> [What the exercise asks]:
Drop every picture. Return the rest of the entries exactly.

> [Items from an interface collection]:
....................

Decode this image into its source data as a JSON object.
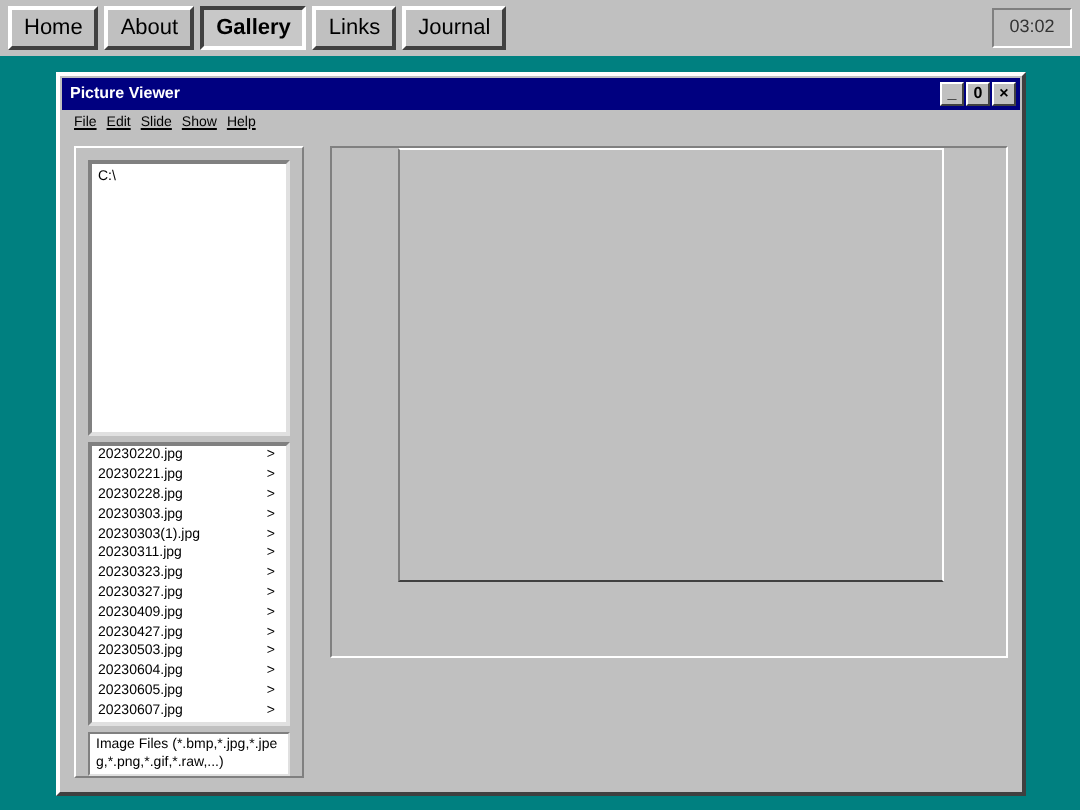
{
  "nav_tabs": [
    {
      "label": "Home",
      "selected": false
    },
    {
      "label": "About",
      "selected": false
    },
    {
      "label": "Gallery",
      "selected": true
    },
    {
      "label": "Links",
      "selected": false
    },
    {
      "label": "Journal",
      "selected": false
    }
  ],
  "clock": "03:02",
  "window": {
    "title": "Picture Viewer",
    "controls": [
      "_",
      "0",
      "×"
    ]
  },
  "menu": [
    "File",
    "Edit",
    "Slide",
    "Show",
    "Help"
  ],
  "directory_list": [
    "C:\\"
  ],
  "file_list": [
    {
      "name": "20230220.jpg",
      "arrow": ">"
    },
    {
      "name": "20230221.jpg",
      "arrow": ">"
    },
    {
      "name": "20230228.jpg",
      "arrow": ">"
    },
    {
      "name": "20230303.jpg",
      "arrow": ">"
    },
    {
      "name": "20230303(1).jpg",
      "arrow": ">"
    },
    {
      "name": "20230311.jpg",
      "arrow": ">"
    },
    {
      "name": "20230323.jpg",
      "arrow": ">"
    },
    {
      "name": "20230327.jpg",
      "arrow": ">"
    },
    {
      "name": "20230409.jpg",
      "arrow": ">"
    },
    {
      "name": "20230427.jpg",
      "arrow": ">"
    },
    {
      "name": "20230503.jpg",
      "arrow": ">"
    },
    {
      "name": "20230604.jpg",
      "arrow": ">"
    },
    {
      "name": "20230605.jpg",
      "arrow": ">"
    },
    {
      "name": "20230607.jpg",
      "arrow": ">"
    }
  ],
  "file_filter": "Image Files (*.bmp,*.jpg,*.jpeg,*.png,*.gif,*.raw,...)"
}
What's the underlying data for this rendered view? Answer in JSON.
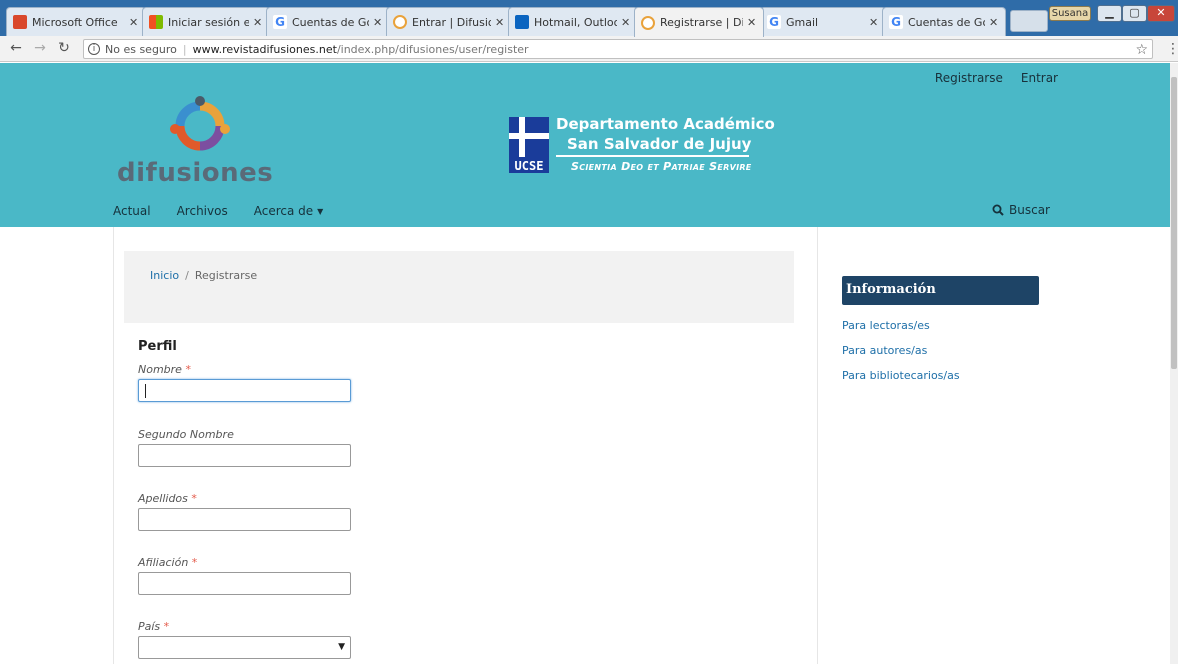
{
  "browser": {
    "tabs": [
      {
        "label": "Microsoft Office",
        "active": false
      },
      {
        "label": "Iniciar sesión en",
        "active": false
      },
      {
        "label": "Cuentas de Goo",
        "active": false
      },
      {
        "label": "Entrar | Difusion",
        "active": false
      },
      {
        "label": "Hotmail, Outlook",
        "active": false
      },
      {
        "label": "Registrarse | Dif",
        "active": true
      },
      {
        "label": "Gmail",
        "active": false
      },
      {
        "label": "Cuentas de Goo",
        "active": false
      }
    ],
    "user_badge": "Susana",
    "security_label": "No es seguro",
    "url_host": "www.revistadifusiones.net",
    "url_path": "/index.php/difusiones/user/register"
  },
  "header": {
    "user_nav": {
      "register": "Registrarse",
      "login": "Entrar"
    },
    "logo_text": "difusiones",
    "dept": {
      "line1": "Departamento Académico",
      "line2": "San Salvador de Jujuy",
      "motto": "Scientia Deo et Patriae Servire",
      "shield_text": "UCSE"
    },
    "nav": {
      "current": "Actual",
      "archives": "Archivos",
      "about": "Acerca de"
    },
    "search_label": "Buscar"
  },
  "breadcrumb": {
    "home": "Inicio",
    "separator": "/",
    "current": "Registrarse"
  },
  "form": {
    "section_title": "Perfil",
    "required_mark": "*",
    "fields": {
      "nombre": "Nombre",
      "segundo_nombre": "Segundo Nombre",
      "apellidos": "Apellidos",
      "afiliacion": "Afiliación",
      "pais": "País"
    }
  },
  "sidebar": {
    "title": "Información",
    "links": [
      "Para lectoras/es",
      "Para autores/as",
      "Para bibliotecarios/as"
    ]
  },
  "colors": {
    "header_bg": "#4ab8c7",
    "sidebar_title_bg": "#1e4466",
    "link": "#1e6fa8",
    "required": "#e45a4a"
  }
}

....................

> [Solution for this exercise]:
Decode this image into its source data as a JSON object.
{
  "nav_tabs": [
    {
      "label": "Home",
      "selected": false
    },
    {
      "label": "About",
      "selected": false
    },
    {
      "label": "Gallery",
      "selected": true
    },
    {
      "label": "Links",
      "selected": false
    },
    {
      "label": "Journal",
      "selected": false
    }
  ],
  "clock": "03:02",
  "window": {
    "title": "Picture Viewer",
    "controls": [
      "_",
      "0",
      "×"
    ]
  },
  "menu": [
    "File",
    "Edit",
    "Slide",
    "Show",
    "Help"
  ],
  "directory_list": [
    "C:\\"
  ],
  "file_list": [
    {
      "name": "20230220.jpg",
      "arrow": ">"
    },
    {
      "name": "20230221.jpg",
      "arrow": ">"
    },
    {
      "name": "20230228.jpg",
      "arrow": ">"
    },
    {
      "name": "20230303.jpg",
      "arrow": ">"
    },
    {
      "name": "20230303(1).jpg",
      "arrow": ">"
    },
    {
      "name": "20230311.jpg",
      "arrow": ">"
    },
    {
      "name": "20230323.jpg",
      "arrow": ">"
    },
    {
      "name": "20230327.jpg",
      "arrow": ">"
    },
    {
      "name": "20230409.jpg",
      "arrow": ">"
    },
    {
      "name": "20230427.jpg",
      "arrow": ">"
    },
    {
      "name": "20230503.jpg",
      "arrow": ">"
    },
    {
      "name": "20230604.jpg",
      "arrow": ">"
    },
    {
      "name": "20230605.jpg",
      "arrow": ">"
    },
    {
      "name": "20230607.jpg",
      "arrow": ">"
    }
  ],
  "file_filter": "Image Files (*.bmp,*.jpg,*.jpeg,*.png,*.gif,*.raw,...)"
}
What's the underlying data for this rendered view? Answer in JSON.
{
  "browser": {
    "tabs": [
      {
        "label": "Microsoft Office",
        "active": false
      },
      {
        "label": "Iniciar sesión en",
        "active": false
      },
      {
        "label": "Cuentas de Goo",
        "active": false
      },
      {
        "label": "Entrar | Difusion",
        "active": false
      },
      {
        "label": "Hotmail, Outlook",
        "active": false
      },
      {
        "label": "Registrarse | Dif",
        "active": true
      },
      {
        "label": "Gmail",
        "active": false
      },
      {
        "label": "Cuentas de Goo",
        "active": false
      }
    ],
    "user_badge": "Susana",
    "security_label": "No es seguro",
    "url_host": "www.revistadifusiones.net",
    "url_path": "/index.php/difusiones/user/register"
  },
  "header": {
    "user_nav": {
      "register": "Registrarse",
      "login": "Entrar"
    },
    "logo_text": "difusiones",
    "dept": {
      "line1": "Departamento Académico",
      "line2": "San Salvador de Jujuy",
      "motto": "Scientia Deo et Patriae Servire",
      "shield_text": "UCSE"
    },
    "nav": {
      "current": "Actual",
      "archives": "Archivos",
      "about": "Acerca de"
    },
    "search_label": "Buscar"
  },
  "breadcrumb": {
    "home": "Inicio",
    "separator": "/",
    "current": "Registrarse"
  },
  "form": {
    "section_title": "Perfil",
    "required_mark": "*",
    "fields": {
      "nombre": "Nombre",
      "segundo_nombre": "Segundo Nombre",
      "apellidos": "Apellidos",
      "afiliacion": "Afiliación",
      "pais": "País"
    }
  },
  "sidebar": {
    "title": "Información",
    "links": [
      "Para lectoras/es",
      "Para autores/as",
      "Para bibliotecarios/as"
    ]
  },
  "colors": {
    "header_bg": "#4ab8c7",
    "sidebar_title_bg": "#1e4466",
    "link": "#1e6fa8",
    "required": "#e45a4a"
  }
}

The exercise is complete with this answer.